— Task details —
Scan the entries below for the word "Phone" and copy every line in which it occurs.

— Data to process —
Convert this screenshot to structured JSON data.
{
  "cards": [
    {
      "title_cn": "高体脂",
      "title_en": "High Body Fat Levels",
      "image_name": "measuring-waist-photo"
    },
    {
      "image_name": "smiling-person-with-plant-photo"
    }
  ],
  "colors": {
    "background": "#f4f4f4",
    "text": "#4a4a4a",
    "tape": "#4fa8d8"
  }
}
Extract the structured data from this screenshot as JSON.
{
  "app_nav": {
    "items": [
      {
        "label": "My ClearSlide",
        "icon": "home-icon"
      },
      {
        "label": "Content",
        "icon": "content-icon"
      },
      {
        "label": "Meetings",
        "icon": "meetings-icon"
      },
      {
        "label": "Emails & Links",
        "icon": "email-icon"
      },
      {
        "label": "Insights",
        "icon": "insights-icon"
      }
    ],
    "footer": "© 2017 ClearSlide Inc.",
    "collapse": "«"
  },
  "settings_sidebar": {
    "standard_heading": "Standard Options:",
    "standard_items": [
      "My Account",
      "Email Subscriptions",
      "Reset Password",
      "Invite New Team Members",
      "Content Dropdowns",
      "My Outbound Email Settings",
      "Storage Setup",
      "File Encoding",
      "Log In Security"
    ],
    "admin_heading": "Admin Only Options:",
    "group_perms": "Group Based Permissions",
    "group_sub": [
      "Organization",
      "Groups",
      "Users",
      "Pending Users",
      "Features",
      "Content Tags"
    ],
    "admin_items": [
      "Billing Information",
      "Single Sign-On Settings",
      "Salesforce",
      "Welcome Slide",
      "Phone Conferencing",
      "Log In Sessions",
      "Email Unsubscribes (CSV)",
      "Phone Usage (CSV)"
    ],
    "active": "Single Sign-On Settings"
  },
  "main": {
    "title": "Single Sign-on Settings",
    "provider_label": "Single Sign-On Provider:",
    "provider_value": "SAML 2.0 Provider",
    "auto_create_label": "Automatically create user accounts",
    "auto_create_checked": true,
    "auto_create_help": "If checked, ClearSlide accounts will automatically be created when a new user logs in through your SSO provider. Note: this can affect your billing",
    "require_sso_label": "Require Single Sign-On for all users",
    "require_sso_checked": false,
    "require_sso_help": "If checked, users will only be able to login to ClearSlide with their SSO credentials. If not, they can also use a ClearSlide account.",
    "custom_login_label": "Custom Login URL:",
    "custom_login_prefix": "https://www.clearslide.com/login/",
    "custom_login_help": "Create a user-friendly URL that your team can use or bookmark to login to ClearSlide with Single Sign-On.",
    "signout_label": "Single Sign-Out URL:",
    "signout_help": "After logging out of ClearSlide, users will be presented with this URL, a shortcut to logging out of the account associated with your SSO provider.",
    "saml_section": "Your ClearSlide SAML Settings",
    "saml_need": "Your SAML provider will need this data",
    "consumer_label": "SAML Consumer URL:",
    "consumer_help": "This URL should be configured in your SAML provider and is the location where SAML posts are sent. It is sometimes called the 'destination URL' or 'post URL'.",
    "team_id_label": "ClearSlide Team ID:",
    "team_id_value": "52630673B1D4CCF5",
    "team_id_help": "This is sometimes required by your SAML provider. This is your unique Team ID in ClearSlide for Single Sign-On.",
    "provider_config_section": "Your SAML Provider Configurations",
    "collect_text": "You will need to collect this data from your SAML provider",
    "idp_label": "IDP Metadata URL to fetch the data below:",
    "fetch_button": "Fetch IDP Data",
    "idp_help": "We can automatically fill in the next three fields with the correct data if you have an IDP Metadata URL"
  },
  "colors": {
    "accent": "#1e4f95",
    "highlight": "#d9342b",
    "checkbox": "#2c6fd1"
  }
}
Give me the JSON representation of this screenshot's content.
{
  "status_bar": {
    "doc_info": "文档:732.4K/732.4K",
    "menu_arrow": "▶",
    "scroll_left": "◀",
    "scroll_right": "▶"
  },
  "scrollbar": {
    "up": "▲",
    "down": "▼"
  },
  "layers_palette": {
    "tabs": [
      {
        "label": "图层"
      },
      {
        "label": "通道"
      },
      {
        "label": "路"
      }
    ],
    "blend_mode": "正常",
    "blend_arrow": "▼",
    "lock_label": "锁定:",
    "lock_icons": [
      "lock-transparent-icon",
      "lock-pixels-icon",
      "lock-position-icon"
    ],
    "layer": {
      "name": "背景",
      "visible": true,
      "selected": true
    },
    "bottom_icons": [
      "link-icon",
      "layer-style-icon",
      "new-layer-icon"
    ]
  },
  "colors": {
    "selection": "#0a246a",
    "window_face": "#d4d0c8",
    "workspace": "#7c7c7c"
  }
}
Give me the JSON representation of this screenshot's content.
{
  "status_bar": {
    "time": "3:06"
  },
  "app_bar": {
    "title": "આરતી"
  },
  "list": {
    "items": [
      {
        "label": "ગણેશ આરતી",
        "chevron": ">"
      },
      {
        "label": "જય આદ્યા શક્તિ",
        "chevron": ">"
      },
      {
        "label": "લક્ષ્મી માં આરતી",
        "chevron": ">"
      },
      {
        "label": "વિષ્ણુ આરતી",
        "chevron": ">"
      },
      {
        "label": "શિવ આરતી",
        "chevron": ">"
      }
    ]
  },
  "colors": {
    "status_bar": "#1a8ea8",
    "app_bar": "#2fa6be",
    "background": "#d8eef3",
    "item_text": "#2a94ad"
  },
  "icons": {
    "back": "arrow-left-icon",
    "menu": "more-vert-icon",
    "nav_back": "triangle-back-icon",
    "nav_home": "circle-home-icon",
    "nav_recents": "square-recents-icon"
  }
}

— Exercise result —
      "Phone Conferencing",
      "Phone Usage (CSV)"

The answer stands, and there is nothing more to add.